I hate packing, especially for a long time away. All of those stupid little decisions: how much stuff should I bring? What if it gets cold? Do I pack flat or roll everything? Will they be tough at the counter and weigh my bag? What if my bag is too heavy? I'll need to do laundry at some point; but where? Laundromat or bundle service? And then all the electronics and the chargers... it's insane!
But as much as I detest packing, there's something special about packing for Israel. I love returning to Israel, a place that feels more like a second home than it does an overseas destination. This must be my 12th trip! But I am so excited to be bringing 9 of our 10th graders for their first time.
I look at Israel through their eyes. There's that first "Really? Everybody's Jewish?" moment, when the enormity of being in a Jewish state first sets in. Then there's the "Look at all of those cute Israeli soldiers" moment, which needs no clarification, other than "Be careful ladies!" (The boys tend not to be ready to flirt with the Israeli girls in their fatigues...).
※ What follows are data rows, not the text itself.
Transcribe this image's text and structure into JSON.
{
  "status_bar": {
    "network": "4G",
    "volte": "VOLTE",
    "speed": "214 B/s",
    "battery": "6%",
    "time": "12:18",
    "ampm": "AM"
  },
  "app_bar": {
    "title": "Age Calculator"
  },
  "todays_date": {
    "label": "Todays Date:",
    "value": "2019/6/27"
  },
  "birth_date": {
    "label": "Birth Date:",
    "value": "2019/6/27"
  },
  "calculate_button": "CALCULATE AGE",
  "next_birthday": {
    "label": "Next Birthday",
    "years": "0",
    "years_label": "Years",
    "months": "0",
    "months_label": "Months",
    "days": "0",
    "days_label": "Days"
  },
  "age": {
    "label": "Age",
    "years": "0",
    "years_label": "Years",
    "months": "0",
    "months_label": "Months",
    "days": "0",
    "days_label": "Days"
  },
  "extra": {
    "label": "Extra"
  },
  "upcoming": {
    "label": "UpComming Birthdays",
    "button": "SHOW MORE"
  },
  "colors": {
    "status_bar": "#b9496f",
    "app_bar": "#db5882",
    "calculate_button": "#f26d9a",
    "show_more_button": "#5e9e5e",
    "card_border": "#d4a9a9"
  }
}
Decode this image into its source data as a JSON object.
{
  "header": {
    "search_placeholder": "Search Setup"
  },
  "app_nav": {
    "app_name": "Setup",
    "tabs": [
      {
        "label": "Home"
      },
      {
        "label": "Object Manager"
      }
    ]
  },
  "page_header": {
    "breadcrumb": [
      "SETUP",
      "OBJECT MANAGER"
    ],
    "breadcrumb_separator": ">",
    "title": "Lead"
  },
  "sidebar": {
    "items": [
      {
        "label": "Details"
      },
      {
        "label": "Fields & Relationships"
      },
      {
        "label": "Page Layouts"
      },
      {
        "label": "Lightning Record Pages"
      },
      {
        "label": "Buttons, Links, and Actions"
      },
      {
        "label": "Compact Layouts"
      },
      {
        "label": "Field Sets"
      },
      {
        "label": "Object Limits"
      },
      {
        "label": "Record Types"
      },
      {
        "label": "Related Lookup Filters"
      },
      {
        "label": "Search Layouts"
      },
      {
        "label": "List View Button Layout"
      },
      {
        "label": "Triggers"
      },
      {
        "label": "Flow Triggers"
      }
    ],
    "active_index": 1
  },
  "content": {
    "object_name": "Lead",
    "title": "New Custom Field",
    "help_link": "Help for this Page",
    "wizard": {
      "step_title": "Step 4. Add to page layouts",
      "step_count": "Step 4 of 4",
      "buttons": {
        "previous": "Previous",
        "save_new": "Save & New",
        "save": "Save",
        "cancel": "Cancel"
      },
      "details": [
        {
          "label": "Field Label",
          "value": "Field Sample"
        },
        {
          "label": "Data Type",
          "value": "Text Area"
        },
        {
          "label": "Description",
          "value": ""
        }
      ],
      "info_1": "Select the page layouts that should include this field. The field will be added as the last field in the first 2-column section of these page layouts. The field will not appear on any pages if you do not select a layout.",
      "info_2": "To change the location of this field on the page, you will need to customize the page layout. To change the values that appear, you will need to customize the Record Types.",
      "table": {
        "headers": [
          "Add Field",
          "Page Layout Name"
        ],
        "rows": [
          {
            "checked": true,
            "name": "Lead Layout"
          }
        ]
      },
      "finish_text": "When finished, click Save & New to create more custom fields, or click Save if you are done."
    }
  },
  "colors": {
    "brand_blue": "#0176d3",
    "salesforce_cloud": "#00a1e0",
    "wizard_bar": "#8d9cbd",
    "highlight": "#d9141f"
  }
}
There's more. There's the look in their eyes after exiting the Yad VaShem Children's Memorial, a look the defies any easy verbal description. It's a look that catches my breath because no matter if they've been to the Memorial in Washington - and many have - the experience is overwhelming. It is, in a sense, the beginning of the end of innocence for these 15-16-year-old children who have been so lovingly cushioned from the crushing pain of the world. I've been with many of these children from the beginning: held them at their baby namings and brises. I am proud to be their rabbi and at such moments feel the existential weight of responsibility that comes with helping them transition towards adulthood as Jews.
There's the look when they see the Western Wall for the first time. We've seen a thousand pictures, built it out of sugar cubes and cardboard boxes, written notes to put between the simulated stones. But when it's right there, well, it makes an impression. "So this is the Wall?" Yes, this is it. And yes, despite the hype, it is a special place to just stand and feel the stones and listen to the prayers.
It's vitally important to me that our kids see Israel through my eyes, too. I want them to see the miraculous nature of a nation established in 1948, as poor as many other post-WWII Third World nations, that is now a tremendous international presence.
I want them to see that the original Israeli Declaration of Independence speaks of the earnest desire to create and nurture a democratic Jewish State. As it says, in part:
THE STATE OF ISRAEL will be open for Jewish immigration and for the Ingathering of the Exiles; it will foster the development of the country for the benefit of all its inhabitants; it will be based on freedom, justice and peace as envisaged by the prophets of Israel; it will ensure complete equality of social and political rights to all its inhabitants irrespective of religion, race or sex; it will guarantee freedom of religion, conscience, language, education and culture; it will safeguard the Holy Places of all religions; and it will be faithful to the principles of the Charter of the United Nations.
I also want them to see the part of Israel that is striving to fulfill these ideals, just as Americans struggle to enable all American citizens to obtain the freedom that is theirs by law but not always in practice. It does our kids no good to get a sanitized Israel, devoid of internal conflict or challenges. Israel is real, they say. Our kids need to see that.
In addition to looking at Israel through the eyes of my students and hoping they will see Israel through mine, I'll be doing my own looking around, for you and for me. I'll be looking for hopeful signs of creative Israeli-Palestinian connections. I'll be hoping to see a greater openness to Reform Judaism and Reform institutions. I'll be looking for the possibility of thoughtful engagement between Jews of different opinions but who are all believers in this crazy place called Israel.
Ok. I gotta go pack. Ugh. Roll or pack flat?